Now our children ask what they should do. We have four older children and two younger children. We have two two boys -- 23 and 19. One has just finished the army and the other is about to go in. And we have two big girls -- 22 and 17, one who has finished her national service and one who is about to go in, and we have two little girls -- 11 and 6, and they all ask us each in their own way, including our little ones, what is right to do at this moment in time.

Every parent in Israel now experiences this moral dilemma.

Speaking from personal experience, I have been through some of this before, when the Vietnam conflict was raging, when it seemed like fighting in that war was the wrong thing to do.

Despite intense patriotism for America, it hurt to come to the conclusion that I could no longer live or fight for my country. In good faith, I could not call myself a conscientious objector, since there was a nation that I could fight for -- Israel.

There were heartrending talks that I had with my father, who fought for America in the South Pacific in World War II, and an even more difficult dialogue with my grandfather, who fought for America in France in World War I and went on be a proud leader in the American Legion.

Yet they both saw the injustice in Vietnam, and supported the tough decision to leave America rather than to fight for an unjust cause.

What reinforced my decision to choose Israel as a land to live and fight for was what I had learned in high school from a teacher who had been an Israeli army officer who taught us about the Israeli army's code of conscience, which requires an Israeli soldier to disobey an order which the soldier believes is immoral.

Our teacher taught us about the Kfar Kassam case in 1956, when Israeli soldiers opened fire on a truck of Arab workers returning home after curfew, and how every single soldier was convicted for obeying an illegal order to fire and kill unarmed workers.

Unlike Lieutenant Calley and his troops who walked free after their trial for conducting the Mylai massacre in Vietnam, every Israeli soldier at Kfar Kassam paid a heavy price for following what the Israeli court determined to be an immoral order.

Israel is perhaps the only nation to apply the principle of the Nuremberg Trials that you cannot say that "I was only following orders". Indeed, the principles of the Nuremberg Trials have been integrated into the moral code of the Israeli soldier.

And what I do say to my children, speaking as a social worker, a journalist and a father, is that there can be no moral justification to follow an orders issued under the current Israeli government, which again arms a PLO security force that is at war with the state and people of Israel, which cedes key strategic positions to threaten the entire western Negev and coastal plain of Israel, and which forcibly expels thousands of citizens from their private homes and farms.

We as parents must now bear the burden of supporting our children in prison rather than asking them to bear responsibility to follow an immoral order.

When I pondered the possibility of resisting Vietnam 35 years ago, I made a pilgrimage to Walden Pond in Massachusetts, and read the principles of civil disobedience, articulated in the 19th century by Henry David Thoreau, who would not participate in supporting the American war against Mexico.
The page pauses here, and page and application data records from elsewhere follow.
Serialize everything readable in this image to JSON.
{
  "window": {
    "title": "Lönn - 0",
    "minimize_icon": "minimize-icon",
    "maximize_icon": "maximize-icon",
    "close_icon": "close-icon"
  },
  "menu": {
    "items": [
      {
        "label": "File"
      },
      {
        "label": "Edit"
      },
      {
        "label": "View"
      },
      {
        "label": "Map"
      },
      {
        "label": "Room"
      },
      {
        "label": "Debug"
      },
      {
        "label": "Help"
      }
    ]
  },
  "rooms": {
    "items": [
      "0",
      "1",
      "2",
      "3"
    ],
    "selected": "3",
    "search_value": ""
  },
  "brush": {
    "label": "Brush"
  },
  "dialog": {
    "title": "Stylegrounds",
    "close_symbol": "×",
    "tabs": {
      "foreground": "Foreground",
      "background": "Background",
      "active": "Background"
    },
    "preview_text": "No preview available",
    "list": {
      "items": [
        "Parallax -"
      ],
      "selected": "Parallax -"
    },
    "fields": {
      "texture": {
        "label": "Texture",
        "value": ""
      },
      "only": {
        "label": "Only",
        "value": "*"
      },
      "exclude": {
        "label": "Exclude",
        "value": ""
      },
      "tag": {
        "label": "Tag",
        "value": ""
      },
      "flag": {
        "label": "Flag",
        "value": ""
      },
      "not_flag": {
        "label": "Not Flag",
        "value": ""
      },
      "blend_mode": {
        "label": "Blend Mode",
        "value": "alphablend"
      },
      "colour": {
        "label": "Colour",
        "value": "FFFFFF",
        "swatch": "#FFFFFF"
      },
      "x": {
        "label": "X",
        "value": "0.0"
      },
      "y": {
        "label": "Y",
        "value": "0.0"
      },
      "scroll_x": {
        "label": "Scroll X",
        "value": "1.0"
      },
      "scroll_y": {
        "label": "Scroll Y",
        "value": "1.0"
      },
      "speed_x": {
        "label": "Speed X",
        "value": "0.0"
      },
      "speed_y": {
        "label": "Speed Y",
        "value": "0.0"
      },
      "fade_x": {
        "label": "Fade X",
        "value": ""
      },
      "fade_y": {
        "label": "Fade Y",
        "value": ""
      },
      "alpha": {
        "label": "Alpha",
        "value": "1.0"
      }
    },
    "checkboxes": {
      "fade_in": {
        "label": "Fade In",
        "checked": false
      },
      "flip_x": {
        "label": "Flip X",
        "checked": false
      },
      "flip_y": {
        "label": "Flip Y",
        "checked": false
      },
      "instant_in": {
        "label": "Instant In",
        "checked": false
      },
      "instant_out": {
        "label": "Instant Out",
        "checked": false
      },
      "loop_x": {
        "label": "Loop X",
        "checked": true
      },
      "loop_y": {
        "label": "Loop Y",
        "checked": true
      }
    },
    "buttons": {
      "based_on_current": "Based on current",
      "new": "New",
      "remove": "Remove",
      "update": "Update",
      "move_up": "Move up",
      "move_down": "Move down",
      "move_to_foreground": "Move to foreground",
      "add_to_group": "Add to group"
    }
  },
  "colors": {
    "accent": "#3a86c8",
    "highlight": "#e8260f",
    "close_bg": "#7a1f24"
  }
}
And when Thoreau was finally imprisoned, the famed American writer Ralph Waldo Emerson came to see his friend in prison.

Emerson then asked his incarcerated friend, "What are you doing in there", to which Thoreau responded, "As a man of conscience, what are you doing out there"?

Avi Bieber and many IDF troops will now suffer the indignity of long jail sentences for refusing an immoral order.

They will be vindicated in their conviction.

Printer friendly version of this article

Return to Contents

Go to the Israel Resource Review homepage

The Israel Resource Review is brought to you by the Israel Resource, a media firm based at the Bet Agron Press Center in Jerusalem, and the Gaza Media Center under the juristdiction of the Palestine Authority.
You can contact us on